Entrepreneurs seeking to turn their idea into a functional business and executives brought on to help develop a concept into a functional organization need to make a lot of decisions before a vision can turn into an operational reality. Choices made in the early stages of business development can affect the company’s budget and business model for years to come.
One of the most important decisions that must generally be made is where to acquire facilities and whether to rent or buy the commercial property necessary to run a business that requires its own space. Is it usually a better option for a new company to purchase real property or to rent it initially?
Every scenario inspires different considerations
The average person asked about real property investments would likely immediately claim that buying real property is always better than renting it. That oversimplified approach might lead to people making financially devastating mistakes, particularly when choosing on behalf of a business and not an individual person.
If a company has limited startup capital, it could take every last cent of those funds to acquire real property, and the loan payments every month could be a real strain on the company’s operating budget. Additionally, the possibility of something going wrong with the facility is a serious concern, as there will be no owner or landlord to help share in the repair costs. The company might need to change where it operates or scale its facilities up or down based on changes to its business model in its early years. Purchasing real property will drastically reduce the company’s flexibility and ability to adapt on the fly to changing market circumstances.

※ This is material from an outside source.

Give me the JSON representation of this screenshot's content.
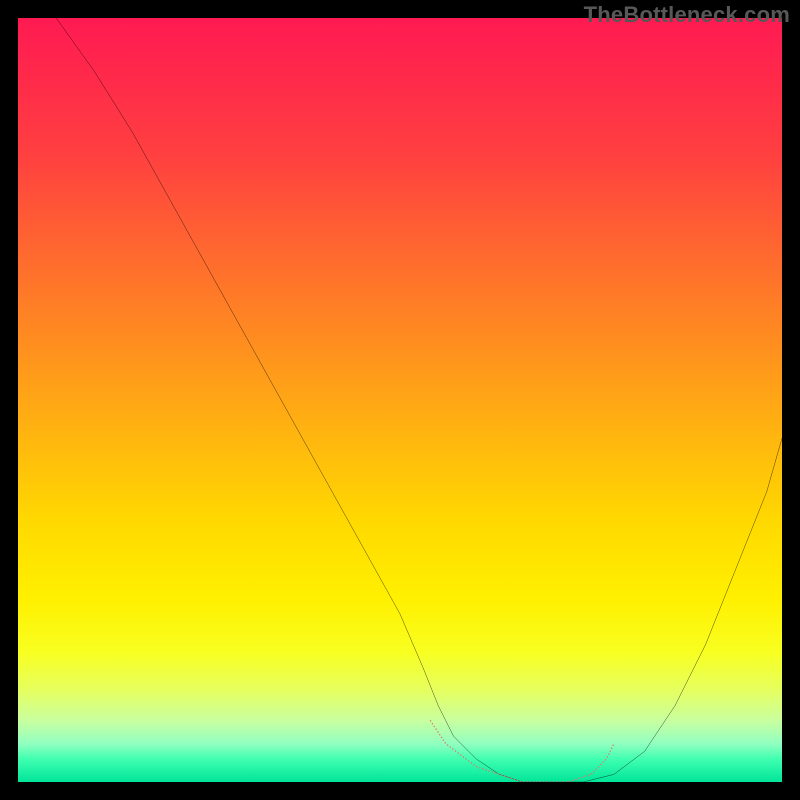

Of course, there are benefits and drawbacks to renting as well. Not all commercial rental agreements require that a landlord contribute to maintenance and repairs. Tenants may find themselves responsible for a significant portion of those costs. Additionally, the landlord could potentially terminate the lease at any time or change the least terms, thereby leaving the company unable to afford the space in the future.
The ownership of an organization will need to carefully consider what resources it currently has and what changes it will likely undergo in the first months and years of operating to determine whether renting or buying would be the better option. Ultimately, seeking legal guidance can help someone choose the right solutions based on their current position and aspirations.